**Task prompt**. Your job is to report every line of the entries that has "title".

**Exercise input**.
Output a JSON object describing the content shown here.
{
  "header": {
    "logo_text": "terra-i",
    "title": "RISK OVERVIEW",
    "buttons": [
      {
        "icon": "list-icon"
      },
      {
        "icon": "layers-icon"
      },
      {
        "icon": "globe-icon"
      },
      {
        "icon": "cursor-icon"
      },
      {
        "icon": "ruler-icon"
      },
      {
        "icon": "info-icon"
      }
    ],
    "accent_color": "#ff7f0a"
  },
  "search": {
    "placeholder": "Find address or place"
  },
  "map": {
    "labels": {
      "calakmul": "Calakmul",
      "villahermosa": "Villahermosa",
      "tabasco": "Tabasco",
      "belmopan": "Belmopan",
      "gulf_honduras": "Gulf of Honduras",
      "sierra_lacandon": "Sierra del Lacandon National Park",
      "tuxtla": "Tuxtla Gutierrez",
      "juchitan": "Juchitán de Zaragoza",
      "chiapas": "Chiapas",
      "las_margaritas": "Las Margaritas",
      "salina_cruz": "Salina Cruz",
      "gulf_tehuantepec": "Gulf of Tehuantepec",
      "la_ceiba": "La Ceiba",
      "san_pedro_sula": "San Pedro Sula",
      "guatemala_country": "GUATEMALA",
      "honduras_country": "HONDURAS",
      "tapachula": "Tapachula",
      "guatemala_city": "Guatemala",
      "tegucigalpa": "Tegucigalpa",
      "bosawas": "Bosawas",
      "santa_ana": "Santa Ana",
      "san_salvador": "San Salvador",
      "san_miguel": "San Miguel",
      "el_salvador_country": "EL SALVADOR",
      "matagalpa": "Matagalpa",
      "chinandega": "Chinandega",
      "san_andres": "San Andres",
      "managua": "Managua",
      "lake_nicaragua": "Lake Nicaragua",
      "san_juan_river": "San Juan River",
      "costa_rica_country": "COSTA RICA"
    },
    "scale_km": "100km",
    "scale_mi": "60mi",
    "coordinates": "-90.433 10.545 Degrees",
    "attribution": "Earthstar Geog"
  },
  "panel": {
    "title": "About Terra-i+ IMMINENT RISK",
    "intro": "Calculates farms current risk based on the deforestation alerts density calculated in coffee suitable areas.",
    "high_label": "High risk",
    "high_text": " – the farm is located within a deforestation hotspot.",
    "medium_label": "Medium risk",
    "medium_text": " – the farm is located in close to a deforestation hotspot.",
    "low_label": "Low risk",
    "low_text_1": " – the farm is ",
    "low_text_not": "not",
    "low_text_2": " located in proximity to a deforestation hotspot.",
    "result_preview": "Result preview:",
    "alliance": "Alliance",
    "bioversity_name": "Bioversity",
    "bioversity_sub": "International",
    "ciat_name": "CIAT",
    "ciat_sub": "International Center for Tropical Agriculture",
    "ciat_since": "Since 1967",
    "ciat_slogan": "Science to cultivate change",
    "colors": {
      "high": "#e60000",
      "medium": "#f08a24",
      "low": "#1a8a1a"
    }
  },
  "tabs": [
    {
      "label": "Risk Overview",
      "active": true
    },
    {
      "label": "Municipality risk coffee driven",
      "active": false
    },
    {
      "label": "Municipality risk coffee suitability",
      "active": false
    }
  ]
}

**Solution below**.
    "title": "RISK OVERVIEW",
    "title": "About Terra-i+ IMMINENT RISK",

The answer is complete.